[Data under study — start]
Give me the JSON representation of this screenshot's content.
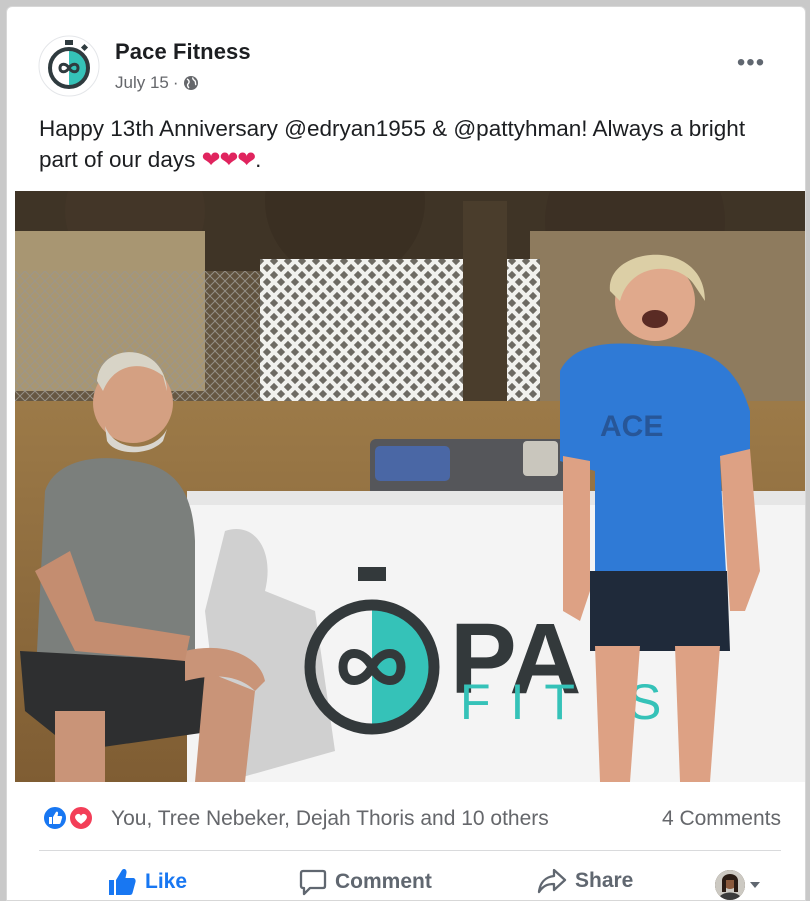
{
  "post": {
    "page_name": "Pace Fitness",
    "date": "July 15",
    "separator": "·",
    "more": "•••",
    "caption_text": "Happy 13th Anniversary @edryan1955 & @pattyhman! Always a bright part of our days ",
    "caption_emoji": "❤❤❤",
    "caption_end": ".",
    "photo": {
      "sign_brand": "PA",
      "sign_sub": "FIT    S"
    }
  },
  "reactions": {
    "names": "You, Tree Nebeker, Dejah Thoris and 10 others",
    "comments": "4 Comments"
  },
  "actions": {
    "like": "Like",
    "comment": "Comment",
    "share": "Share"
  },
  "colors": {
    "brand_teal": "#35c2b8",
    "like_blue": "#1877f2",
    "love_red": "#f33e58"
  }
}
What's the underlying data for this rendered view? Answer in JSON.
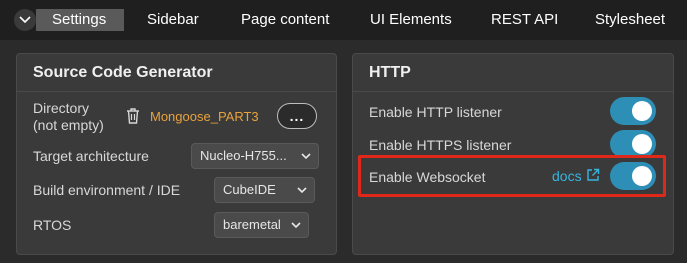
{
  "tabs": {
    "items": [
      {
        "label": "Settings"
      },
      {
        "label": "Sidebar"
      },
      {
        "label": "Page content"
      },
      {
        "label": "UI Elements"
      },
      {
        "label": "REST API"
      },
      {
        "label": "Stylesheet"
      }
    ],
    "active_index": 0,
    "collapse_icon": "chevron-down-icon"
  },
  "source_code_generator": {
    "title": "Source Code Generator",
    "directory_label_line1": "Directory",
    "directory_label_line2": "(not empty)",
    "directory_value": "Mongoose_PART3",
    "delete_icon": "trash-icon",
    "more_button_label": "...",
    "target_arch_label": "Target architecture",
    "target_arch_value": "Nucleo-H755...",
    "build_env_label": "Build environment / IDE",
    "build_env_value": "CubeIDE",
    "rtos_label": "RTOS",
    "rtos_value": "baremetal"
  },
  "http": {
    "title": "HTTP",
    "http_listener_label": "Enable HTTP listener",
    "http_listener_on": true,
    "https_listener_label": "Enable HTTPS listener",
    "https_listener_on": true,
    "websocket_label": "Enable Websocket",
    "websocket_on": true,
    "docs_link_label": "docs",
    "docs_icon": "external-link-icon"
  },
  "colors": {
    "accent_toggle": "#2e8fb6",
    "link": "#35b6df",
    "directory_value": "#e8a33d",
    "highlight": "#e0281a"
  }
}
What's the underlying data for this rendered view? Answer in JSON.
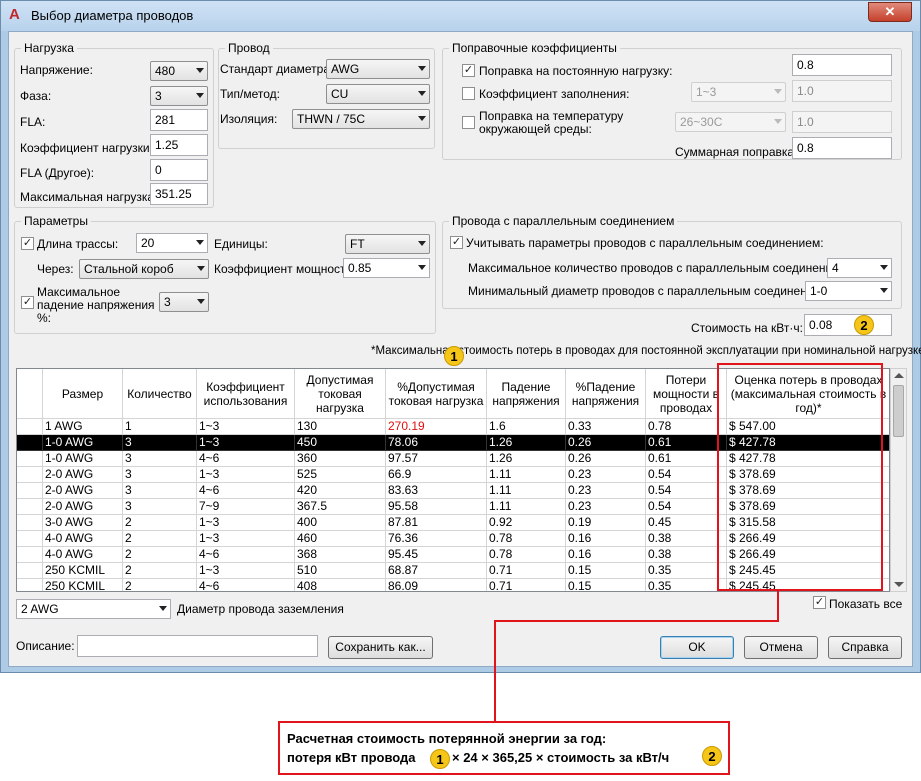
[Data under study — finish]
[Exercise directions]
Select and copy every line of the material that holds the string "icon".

[Answer below]
    "collapse_icon": "chevron-down-icon"
    "delete_icon": "trash-icon",
    "docs_icon": "external-link-icon"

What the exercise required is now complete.